» WHAT THE EXERCISE ASKS
State the count of lines below featuring the word "icon", and write nothing further.

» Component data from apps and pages

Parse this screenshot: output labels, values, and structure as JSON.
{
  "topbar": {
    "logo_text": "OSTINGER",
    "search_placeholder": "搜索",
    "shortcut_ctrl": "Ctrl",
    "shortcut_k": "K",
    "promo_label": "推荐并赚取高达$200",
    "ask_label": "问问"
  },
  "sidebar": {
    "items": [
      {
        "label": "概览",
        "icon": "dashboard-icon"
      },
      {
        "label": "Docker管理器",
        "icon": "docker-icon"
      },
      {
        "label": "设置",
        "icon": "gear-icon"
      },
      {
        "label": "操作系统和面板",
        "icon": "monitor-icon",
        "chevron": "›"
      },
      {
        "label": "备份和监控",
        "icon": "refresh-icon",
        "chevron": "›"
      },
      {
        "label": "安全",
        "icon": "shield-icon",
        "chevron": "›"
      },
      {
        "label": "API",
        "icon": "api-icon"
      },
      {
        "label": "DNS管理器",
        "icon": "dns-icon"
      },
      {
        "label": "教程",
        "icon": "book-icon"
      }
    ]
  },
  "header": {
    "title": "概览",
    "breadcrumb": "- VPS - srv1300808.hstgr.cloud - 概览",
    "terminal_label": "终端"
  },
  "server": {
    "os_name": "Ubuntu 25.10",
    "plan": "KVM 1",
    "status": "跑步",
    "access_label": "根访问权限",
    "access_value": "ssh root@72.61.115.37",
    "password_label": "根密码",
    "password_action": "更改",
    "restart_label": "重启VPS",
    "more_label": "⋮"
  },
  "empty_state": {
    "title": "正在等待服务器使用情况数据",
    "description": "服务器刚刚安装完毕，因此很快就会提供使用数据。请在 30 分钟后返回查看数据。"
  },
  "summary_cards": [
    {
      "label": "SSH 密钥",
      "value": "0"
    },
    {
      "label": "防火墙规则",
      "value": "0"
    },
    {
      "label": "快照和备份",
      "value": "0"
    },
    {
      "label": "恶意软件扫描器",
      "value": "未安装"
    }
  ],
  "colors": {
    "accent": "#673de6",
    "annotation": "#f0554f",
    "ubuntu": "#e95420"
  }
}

» SOLUTION TO THE PROBLEM
9